* _Data to use_:
______________________________

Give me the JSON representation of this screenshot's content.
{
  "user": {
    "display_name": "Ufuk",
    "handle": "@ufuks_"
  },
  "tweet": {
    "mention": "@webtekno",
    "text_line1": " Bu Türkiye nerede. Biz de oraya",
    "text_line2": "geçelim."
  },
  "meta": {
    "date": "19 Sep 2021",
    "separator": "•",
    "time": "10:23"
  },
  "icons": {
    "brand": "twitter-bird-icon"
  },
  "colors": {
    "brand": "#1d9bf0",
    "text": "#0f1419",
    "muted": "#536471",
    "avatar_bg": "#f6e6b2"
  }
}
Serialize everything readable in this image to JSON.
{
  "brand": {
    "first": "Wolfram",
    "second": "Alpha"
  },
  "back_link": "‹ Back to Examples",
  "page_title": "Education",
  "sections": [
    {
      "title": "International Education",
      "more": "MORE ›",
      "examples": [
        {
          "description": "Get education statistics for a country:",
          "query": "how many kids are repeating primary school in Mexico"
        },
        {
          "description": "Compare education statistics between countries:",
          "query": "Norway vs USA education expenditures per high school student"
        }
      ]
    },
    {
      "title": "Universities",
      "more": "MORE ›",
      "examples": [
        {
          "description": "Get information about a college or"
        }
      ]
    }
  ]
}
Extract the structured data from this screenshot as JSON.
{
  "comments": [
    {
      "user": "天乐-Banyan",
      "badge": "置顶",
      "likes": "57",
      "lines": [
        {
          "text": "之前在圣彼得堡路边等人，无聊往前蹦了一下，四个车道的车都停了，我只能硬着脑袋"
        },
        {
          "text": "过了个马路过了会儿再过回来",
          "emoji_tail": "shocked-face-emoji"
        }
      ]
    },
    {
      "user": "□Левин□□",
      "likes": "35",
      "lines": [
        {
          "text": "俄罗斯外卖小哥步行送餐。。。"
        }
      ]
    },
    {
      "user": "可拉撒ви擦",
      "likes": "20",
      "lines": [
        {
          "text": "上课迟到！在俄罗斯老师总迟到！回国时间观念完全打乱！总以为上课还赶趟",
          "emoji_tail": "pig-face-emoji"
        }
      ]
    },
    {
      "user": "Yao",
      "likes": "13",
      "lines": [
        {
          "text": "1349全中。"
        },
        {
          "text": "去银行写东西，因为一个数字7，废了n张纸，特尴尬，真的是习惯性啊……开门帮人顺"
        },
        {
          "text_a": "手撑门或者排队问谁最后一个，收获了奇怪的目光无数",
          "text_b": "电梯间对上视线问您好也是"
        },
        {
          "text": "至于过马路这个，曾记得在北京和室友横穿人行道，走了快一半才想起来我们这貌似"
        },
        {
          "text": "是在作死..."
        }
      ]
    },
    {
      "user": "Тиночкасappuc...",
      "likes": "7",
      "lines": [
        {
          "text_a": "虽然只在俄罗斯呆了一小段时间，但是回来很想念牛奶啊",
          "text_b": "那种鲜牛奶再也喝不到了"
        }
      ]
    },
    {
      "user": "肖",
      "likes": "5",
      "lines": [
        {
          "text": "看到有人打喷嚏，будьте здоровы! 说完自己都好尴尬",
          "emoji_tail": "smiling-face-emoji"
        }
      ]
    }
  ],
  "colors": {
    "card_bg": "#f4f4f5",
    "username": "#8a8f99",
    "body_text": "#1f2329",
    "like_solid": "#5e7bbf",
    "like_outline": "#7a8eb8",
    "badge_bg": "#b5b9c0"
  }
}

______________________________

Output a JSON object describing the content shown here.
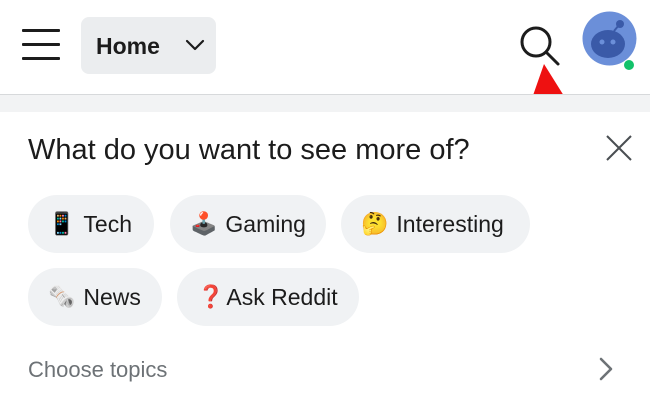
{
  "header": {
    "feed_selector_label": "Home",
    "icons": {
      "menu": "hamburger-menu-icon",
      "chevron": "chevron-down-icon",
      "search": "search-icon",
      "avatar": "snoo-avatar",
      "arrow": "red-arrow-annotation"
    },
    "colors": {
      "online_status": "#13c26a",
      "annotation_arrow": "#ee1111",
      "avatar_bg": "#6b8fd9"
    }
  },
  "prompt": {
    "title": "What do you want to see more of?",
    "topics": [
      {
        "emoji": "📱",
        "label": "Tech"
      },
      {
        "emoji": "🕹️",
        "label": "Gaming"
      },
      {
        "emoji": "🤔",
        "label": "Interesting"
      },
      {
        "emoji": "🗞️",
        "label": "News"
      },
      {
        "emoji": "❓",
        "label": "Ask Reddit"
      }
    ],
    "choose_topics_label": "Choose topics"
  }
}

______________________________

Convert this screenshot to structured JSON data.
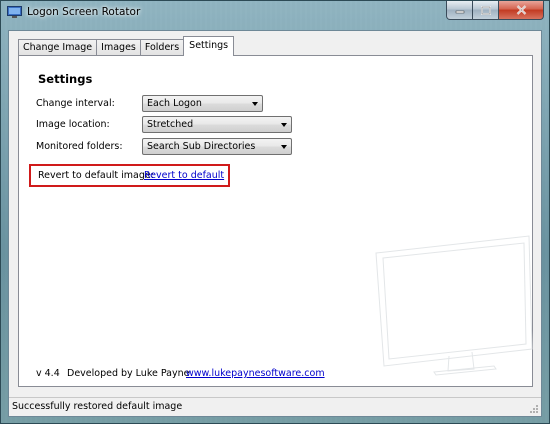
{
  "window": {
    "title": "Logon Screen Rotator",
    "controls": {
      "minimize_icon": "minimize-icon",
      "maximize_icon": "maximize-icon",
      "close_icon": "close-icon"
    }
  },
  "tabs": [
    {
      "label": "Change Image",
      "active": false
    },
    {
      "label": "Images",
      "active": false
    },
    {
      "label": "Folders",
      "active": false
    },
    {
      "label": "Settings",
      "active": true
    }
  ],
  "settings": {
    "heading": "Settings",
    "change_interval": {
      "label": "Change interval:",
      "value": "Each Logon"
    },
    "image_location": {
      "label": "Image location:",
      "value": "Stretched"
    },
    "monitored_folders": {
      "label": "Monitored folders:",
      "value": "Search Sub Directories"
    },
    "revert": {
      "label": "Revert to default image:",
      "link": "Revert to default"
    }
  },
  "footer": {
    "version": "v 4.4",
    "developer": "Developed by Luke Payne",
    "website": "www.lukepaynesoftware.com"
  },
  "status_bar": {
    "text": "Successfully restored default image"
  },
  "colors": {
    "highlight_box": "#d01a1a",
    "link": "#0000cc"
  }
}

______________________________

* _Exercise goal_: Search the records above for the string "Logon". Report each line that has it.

* _Result_:
    "title": "Logon Screen Rotator",
      "value": "Each Logon"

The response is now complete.